I was afraid of getting on the wrong line on the scantron, so I started at the front worked to the back, didn't skip any as I went. You just have to realize some questions will take a little longer, but you can make up that time on short questions or sections that you are more confident on. Personally, I would have a mental break if I knew I had all the long ones or most difficult ones ahead of me as the time is counting down. That would never work for me, but there are lots of people that it does work for.
There are five columns on the answer sheet, if you watch your time and complete one column per hour you will have time left for review. I took my own timer so I could monitor my progress.
I finished the exam with about 10 minutes left, I never felt like I rushed, I never felt overly stressed. Working through the rationals on the practice exams and making notes in the book accordingly was my best study method.
Take the practice exams and figure out what works for you, everyone is different, you have to know how you think and how you work best, how you respond to stress, and apply the tips and hints that fit you.

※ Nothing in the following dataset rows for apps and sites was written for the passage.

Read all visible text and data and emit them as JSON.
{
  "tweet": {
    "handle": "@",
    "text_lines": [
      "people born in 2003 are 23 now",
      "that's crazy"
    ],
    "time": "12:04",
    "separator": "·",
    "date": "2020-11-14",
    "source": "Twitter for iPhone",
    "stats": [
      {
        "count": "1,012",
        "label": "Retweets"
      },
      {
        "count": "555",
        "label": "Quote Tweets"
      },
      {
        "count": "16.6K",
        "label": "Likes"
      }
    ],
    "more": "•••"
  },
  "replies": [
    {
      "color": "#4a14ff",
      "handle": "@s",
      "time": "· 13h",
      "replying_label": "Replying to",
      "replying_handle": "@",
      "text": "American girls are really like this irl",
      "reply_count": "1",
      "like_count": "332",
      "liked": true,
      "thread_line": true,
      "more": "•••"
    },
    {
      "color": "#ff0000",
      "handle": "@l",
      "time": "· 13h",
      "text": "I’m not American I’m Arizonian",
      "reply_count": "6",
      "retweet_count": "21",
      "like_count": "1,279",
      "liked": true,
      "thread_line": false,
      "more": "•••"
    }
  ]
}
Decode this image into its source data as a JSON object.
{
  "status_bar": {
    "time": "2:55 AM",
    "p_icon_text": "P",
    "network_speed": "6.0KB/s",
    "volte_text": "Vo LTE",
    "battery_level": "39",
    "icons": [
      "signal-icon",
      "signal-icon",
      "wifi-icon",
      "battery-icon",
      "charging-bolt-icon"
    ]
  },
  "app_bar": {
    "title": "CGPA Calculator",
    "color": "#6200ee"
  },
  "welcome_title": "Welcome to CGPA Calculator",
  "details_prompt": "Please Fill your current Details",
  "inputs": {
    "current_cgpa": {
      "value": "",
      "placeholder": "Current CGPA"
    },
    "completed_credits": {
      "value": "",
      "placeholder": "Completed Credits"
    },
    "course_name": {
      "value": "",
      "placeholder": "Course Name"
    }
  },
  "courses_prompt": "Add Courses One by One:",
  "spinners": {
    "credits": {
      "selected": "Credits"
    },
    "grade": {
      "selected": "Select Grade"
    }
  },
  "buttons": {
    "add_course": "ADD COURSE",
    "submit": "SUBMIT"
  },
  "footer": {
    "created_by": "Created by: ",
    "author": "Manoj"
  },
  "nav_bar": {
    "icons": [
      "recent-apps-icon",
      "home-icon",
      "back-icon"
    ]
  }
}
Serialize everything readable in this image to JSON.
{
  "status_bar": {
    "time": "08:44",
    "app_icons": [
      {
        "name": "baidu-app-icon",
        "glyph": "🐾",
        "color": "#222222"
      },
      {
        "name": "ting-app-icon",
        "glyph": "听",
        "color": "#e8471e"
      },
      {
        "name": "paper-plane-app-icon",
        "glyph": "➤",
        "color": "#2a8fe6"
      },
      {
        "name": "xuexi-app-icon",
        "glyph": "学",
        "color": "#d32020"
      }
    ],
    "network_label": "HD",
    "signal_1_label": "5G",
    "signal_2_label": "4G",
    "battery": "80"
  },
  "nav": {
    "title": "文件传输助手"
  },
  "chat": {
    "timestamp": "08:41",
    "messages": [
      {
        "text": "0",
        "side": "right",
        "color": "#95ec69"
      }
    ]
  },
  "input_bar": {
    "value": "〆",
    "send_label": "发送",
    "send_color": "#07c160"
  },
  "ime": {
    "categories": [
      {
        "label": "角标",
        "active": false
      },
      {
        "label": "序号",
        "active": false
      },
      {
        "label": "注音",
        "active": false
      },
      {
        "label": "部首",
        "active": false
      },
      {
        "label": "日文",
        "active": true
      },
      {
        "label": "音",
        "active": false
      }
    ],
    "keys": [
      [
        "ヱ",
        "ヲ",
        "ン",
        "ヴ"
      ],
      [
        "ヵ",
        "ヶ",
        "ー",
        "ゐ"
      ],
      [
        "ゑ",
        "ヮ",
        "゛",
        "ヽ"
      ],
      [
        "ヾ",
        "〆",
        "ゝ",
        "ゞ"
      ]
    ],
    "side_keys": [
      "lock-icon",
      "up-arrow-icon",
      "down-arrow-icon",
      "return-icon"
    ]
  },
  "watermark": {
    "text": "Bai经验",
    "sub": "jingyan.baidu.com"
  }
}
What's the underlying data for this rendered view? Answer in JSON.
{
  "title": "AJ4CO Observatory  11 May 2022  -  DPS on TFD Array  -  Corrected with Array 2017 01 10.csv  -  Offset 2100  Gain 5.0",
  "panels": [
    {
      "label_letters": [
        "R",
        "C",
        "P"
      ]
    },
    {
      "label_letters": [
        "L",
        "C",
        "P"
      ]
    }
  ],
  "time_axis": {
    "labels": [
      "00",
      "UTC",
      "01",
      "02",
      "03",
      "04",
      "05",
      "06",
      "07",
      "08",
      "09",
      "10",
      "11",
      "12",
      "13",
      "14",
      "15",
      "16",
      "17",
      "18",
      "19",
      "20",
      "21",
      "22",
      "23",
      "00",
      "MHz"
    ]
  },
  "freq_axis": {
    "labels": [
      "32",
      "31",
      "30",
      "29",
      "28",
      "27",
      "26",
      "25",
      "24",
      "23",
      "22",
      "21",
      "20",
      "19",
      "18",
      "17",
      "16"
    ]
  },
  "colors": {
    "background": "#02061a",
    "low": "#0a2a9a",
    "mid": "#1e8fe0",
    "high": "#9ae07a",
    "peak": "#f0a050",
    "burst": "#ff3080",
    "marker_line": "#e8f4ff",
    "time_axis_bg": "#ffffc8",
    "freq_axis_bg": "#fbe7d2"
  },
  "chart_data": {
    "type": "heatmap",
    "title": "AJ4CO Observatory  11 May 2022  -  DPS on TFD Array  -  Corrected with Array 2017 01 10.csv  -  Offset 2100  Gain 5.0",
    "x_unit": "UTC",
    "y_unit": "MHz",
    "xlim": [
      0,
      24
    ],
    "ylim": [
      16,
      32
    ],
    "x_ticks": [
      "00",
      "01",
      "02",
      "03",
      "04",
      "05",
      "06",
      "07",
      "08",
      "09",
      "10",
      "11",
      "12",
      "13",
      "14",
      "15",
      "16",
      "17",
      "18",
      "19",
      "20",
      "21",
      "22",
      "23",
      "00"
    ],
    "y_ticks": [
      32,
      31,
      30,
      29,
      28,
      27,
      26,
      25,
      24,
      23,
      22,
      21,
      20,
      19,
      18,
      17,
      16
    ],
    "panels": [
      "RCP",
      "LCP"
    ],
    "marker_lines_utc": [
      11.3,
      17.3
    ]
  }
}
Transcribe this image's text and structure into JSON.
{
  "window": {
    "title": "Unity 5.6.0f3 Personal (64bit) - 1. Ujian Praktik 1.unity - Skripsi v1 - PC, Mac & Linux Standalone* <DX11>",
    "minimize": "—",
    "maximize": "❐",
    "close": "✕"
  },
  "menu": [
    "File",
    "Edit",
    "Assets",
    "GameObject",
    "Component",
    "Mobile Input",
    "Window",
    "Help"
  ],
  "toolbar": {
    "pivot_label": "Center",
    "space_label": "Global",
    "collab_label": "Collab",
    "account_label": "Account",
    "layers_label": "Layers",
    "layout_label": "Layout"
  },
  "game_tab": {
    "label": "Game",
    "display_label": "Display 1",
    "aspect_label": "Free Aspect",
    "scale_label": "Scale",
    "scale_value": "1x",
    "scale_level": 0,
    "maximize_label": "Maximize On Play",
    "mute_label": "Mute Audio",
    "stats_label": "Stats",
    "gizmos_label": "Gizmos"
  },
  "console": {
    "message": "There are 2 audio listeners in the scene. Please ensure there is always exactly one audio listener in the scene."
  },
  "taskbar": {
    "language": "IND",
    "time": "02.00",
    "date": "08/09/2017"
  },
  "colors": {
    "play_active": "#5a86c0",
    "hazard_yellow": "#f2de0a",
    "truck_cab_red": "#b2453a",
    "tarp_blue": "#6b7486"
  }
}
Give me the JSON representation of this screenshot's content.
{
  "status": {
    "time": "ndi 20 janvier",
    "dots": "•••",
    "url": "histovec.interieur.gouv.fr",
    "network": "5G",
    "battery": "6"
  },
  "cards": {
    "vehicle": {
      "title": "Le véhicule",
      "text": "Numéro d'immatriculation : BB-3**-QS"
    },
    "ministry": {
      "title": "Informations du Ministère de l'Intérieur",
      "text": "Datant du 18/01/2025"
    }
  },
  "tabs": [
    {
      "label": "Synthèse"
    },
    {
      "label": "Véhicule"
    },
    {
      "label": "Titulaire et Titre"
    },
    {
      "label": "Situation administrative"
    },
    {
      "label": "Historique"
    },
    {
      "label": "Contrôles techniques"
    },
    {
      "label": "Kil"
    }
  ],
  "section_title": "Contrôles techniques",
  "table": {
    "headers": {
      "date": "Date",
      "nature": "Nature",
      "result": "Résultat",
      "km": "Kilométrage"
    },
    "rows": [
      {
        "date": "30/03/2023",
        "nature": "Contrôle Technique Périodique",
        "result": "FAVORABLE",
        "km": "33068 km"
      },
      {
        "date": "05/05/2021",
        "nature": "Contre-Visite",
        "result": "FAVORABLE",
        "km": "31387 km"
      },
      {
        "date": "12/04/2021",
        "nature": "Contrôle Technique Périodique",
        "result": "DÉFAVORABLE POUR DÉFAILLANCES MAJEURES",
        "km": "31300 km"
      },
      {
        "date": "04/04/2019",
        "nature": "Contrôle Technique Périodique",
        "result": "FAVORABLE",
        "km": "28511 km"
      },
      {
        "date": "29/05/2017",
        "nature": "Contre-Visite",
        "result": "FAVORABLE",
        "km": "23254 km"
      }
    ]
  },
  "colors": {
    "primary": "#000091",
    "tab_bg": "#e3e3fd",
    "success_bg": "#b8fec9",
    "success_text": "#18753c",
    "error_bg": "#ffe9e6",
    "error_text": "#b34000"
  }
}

Best of luck to those preparing, you have the knowledge just figure out how to get it on the page in a timely manner.
Congratulations to everyone earning the CPC-A credential!
Thanks so much for the tips!
I just took my CPC exam on August 27th, I feel like I did have enough time to get the test done and I passed it my first try. I worked my way through the questions in order without skipping any, I didn't want to take the chance of getting my answers mixed up and accidentally put them on the wrong line, I also didn't want to leave the longest questions for last. There are 5 columns of 30 questions on the answer sheet, it breaks down to about 1 hour and 5 minutes per column to get the test done on time and that's how I kept pace. A couple of the columns took me longer, maybe 1 hour and 20 minutes, and a couple columns took me about 50 minutes. In the end it took me 5 hours and 10 minutes, including a 10 minute bathroom break, to finish the exam.
In the couple weeks before my test I did take the practice exams offered on the AAPC website and timed them as if they were the real test. I also completed the entire official CPC certification study guide from the AAPC which has 19 chapter review quizzes that have 10 questions each, these questions are pretty much the same as what you'll find on the CPC exam and helped me a lot. There's also another 50 question practice exam at the end of the study guide. I feel like the AAPC practice exams and study guide helped me quite a bit and would really recommend them when preparing for the exam.
Good luck to those who have not taken the test yet, I feel like The Andrews School has prepared us extremely well for the CPC exam, so be confident about your education going into the test. Just study, study, study, and take those practice exams on the AAPC website.
Thanks Anthony for your information and reaffirmation for all of us following in this program. It is reassuring to hear that the time and effort will pay off with Success! Congratulations to you.